Control of what you communicate ensures that the message gets through ,completely and unchanged, to those you intended. Control is therefore seen as good by traditional PR departments and marketer. Good in that it means you don't have to worry, in case something gets manipulated or filtered en-route.
But as soon as your message is delivered, it is out of your control. It is then: passed on, copied, quoted, analysed and regurgitated. It can eventually become so twisted from your original that it may even be unrecognisible to yourself when you get to read a subsequent version.
This was realised by the founders of modern PR. People such as Ivy Lee who is creditied with developing the Press Release establised the need for consistency in the message. This approach was then used thoughout the 20th Century.
However, in the modern information age, companies know (well the smart ones do anyway) that the tools and medium have changed. The rules of engagement, the langauge, the transparency and understanding have all led to a different philosophy and methods of communication. Also, the level of control has changed. People are now interacting with brands in different ways, creating their own information, from fan sites to hate blogs, and generating opinions & support from their peers or just those who share their view. Or to quote the UK Internet Advertising Bureau:
Marketing is no longer about simply maneuvering your brand through relatively
fixed relationships and channels; it’s now about setting it free. Unthink your brand.
Control of everything has been lost.
But in this very statement lies the answer. Just like a person that tries to please all the people all the time, you will fail. Its not about controlling everything, but only those things within your influence (and asserting the right amount of influcence on those things that require it).

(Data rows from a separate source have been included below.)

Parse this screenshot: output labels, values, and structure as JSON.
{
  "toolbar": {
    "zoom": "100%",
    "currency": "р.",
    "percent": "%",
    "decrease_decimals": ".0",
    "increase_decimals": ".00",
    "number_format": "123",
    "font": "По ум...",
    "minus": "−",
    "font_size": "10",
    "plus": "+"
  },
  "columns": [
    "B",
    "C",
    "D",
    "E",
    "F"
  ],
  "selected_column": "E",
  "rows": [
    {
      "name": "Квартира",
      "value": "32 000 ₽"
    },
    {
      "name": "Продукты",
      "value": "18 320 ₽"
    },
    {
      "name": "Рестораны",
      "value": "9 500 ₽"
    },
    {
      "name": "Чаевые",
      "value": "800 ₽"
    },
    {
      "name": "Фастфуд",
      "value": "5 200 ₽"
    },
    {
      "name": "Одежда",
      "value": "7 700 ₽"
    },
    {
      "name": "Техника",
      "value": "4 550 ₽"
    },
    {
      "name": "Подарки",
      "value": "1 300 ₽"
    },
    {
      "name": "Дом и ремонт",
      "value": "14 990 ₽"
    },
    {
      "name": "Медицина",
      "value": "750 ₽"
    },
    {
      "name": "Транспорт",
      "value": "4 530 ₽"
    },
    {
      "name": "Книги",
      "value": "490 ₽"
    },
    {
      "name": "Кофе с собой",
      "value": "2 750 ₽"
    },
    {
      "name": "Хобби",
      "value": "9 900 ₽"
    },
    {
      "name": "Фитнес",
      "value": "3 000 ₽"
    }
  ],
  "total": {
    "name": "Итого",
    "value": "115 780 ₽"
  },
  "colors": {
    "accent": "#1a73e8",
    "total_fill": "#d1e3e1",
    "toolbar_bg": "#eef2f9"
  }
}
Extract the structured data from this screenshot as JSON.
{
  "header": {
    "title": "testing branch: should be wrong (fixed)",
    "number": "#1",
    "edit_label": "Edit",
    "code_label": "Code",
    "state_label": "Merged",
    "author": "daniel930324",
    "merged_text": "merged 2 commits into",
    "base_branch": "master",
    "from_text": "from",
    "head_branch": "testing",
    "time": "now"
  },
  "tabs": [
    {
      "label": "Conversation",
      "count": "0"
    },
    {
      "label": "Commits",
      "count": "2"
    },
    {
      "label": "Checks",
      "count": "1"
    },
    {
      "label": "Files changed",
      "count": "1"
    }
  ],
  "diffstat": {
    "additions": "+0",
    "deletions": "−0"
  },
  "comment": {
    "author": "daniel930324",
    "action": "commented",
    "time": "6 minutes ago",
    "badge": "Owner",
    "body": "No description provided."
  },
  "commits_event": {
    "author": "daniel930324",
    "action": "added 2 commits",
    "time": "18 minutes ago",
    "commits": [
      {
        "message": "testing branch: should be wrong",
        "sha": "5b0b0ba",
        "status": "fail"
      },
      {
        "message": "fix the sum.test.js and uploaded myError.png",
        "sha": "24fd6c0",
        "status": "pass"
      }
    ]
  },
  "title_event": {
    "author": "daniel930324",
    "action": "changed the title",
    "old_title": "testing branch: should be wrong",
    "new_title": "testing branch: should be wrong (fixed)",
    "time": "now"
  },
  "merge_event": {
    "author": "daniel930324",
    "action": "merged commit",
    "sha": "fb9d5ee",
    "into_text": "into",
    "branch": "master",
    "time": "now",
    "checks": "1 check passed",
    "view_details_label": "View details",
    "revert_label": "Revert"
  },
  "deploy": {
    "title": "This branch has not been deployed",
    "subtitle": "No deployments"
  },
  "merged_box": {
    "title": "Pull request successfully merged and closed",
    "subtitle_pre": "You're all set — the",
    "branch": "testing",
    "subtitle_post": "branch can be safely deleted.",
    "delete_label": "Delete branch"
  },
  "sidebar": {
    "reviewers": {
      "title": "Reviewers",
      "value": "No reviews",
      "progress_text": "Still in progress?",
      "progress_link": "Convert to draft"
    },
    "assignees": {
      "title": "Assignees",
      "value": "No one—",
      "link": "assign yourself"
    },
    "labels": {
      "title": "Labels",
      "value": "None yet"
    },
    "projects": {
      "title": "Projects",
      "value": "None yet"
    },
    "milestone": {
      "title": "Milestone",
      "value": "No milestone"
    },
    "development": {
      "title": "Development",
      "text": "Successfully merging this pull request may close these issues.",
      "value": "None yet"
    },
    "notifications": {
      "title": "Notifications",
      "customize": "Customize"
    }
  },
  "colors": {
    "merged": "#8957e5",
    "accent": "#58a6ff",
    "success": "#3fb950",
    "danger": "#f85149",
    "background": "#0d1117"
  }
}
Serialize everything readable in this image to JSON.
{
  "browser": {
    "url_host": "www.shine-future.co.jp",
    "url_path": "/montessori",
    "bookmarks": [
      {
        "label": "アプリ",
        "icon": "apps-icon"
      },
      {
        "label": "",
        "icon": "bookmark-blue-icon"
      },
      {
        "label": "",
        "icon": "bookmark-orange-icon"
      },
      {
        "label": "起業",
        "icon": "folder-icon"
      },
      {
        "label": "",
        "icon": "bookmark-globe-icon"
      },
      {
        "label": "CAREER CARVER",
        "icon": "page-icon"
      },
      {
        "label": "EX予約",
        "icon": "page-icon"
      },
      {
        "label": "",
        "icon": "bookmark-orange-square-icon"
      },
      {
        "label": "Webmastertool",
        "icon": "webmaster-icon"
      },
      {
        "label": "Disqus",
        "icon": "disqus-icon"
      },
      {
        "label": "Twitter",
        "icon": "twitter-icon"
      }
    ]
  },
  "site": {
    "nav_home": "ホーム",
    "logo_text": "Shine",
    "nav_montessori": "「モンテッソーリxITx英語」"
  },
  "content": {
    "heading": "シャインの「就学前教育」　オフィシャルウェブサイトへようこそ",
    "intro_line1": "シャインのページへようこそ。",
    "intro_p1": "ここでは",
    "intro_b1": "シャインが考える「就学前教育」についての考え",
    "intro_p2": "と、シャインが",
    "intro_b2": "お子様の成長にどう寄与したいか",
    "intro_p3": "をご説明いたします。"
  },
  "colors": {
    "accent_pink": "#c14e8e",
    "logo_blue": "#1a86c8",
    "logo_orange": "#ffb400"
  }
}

The suggested approach is:
1. Plan before you start
2. Check the information your analytics package provides
3. Understand that you have a role in influencing